Dr Kirsty Liddiard (University of Sheffield) welcomed four young adults attending this event and acknowledged their vital contribution to the design, contents and checking of the guidance at all stages of its development. One of these young adults was Hameed Jimoh (Junior), who delivered an inspiring presentation about living in a care home and how this may influence sexuality. Mark Chapman (DMD Pathfinders) then joined us via Skype from Scotland and spoke about his feelings related to sexuality, intimacy and relationships from the perspective of a young man with Duchenne Muscular DystrophyMaddie Blackburn (The Open University) thanked a family whose son had recently died but had made an important contribution to the guidance. A lunch break provided an opportunity to network with colleagues and view the exhibition, as well as an opportunity to watch the OU Sexuality Alliance video.

The purpose of the afternoon session was to assist delegates in using and implementing the guidance. Maddie explained that she had received some helpful suggestions of further references and organisations, which would be added to the online and final printed version of the guidance. Delegates were reminded that the guidance has been designed to help health, social care and education practitioners talk about the issues most relevant to young people with life-limiting and life-threatening conditions in relation to sexuality, intimacy and relationships. The launch was also being used as a platform to explain and test the guidance with delegates from different organisations throughout the UK.

Alison Cooke (Rainbows, Children and Young People’s Hospice) Simon Hardcastle (Leicestershire Partnership NHS Trust) talked about Clinical Practice and Accountability, and Dr Claire de Than (City University London) addressed the clinical governance, accountability and legal issues within the guidance. Lizzie Chambers (Together for Short Lives) then briefly spoke about her role in this work, and how the Together for Short Lives Taskforce hope to take forward and implement the guidance. Lizzie then introduced Paul Casey (The Family Planning Association), Celine Barry (Action Duchenne) and Mark Chapman. They gave very informative, interactive presentations on Life-Long Learning and the importance of education, which is addressed throughout the guidance. Following questions and tea, Lizzie introduced Laura Klepping (Helen & Douglas House Hospice) who addressed citizenship and supporting people with capacity issues about sexuality.  
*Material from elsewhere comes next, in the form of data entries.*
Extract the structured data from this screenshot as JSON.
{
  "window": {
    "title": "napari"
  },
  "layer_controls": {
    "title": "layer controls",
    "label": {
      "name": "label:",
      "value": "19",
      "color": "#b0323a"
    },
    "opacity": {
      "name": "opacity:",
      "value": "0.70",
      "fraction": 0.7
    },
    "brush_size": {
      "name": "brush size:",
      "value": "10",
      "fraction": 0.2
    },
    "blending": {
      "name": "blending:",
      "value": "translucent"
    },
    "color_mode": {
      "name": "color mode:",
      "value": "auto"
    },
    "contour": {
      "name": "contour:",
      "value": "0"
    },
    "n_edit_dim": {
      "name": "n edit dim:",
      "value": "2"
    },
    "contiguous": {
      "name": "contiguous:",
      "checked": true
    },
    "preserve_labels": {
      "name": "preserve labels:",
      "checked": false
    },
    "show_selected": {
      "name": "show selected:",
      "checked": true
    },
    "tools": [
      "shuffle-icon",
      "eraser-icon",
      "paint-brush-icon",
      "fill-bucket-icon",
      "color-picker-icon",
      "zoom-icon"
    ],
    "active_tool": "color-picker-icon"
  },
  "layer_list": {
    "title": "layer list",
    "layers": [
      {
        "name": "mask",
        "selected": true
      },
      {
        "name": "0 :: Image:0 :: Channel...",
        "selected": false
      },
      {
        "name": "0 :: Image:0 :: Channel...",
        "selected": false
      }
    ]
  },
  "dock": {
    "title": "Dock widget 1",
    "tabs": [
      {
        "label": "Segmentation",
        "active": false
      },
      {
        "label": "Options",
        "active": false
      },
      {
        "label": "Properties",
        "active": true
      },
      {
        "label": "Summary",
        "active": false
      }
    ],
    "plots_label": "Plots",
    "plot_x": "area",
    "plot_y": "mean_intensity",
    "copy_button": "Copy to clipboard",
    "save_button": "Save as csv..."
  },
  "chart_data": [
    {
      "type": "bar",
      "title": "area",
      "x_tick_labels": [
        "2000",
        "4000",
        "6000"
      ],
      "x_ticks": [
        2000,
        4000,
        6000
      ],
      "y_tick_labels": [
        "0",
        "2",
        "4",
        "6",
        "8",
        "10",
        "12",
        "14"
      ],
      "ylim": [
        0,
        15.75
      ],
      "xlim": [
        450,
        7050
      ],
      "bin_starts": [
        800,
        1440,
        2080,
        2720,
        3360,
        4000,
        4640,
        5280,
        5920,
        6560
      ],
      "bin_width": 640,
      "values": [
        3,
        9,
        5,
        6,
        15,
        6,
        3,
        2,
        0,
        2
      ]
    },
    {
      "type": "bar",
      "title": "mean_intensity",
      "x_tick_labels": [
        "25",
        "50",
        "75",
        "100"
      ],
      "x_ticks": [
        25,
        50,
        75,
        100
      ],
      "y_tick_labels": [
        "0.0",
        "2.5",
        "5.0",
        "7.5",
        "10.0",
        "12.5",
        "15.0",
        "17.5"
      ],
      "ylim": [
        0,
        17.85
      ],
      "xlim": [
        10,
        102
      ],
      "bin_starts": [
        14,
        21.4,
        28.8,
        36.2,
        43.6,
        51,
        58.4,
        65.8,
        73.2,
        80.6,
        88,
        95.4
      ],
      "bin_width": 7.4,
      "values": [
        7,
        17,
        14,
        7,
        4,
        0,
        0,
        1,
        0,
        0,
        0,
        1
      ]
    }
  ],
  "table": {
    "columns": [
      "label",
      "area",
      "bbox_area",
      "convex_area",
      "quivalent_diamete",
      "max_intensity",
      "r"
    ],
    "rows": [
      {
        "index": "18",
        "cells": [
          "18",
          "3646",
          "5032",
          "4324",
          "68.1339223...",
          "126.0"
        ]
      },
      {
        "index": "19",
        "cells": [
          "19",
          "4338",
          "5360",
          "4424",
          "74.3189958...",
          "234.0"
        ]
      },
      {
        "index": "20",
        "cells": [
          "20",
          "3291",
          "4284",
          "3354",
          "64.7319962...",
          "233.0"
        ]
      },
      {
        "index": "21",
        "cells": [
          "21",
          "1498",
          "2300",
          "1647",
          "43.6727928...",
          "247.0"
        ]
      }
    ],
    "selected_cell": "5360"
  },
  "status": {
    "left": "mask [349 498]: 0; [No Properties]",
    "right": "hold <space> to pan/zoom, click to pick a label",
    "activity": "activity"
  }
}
The launch concluded with a summary of contributions by Dame Elizabeth Fradd who thanked the audience and in particular, acknowledged the richness provided by the young adults and families who had actively engaged with and were very much at the heart of this event. 

Delegates were asked to complete an evaluation form on the day. High-level feedback can be found here

For more information about this work or to request a hard copy, please email hsc-research-admin@open.ac.uk.

Contact us

If you would like to know more about the work of The Open University Sexuality Alliance or would like to get involved please contact:


Dr Sarah Earle
School of Health, Wellbeing and Social Care
Faculty of Wellbeing, Education and Language Studies
The Open University
Walton Hall
Milton Keynes
MK7 6AA

Email: sarah.earle@open.ac.uk

Telephone: 01908 654260

Sexuality Alliance Young Adults Blog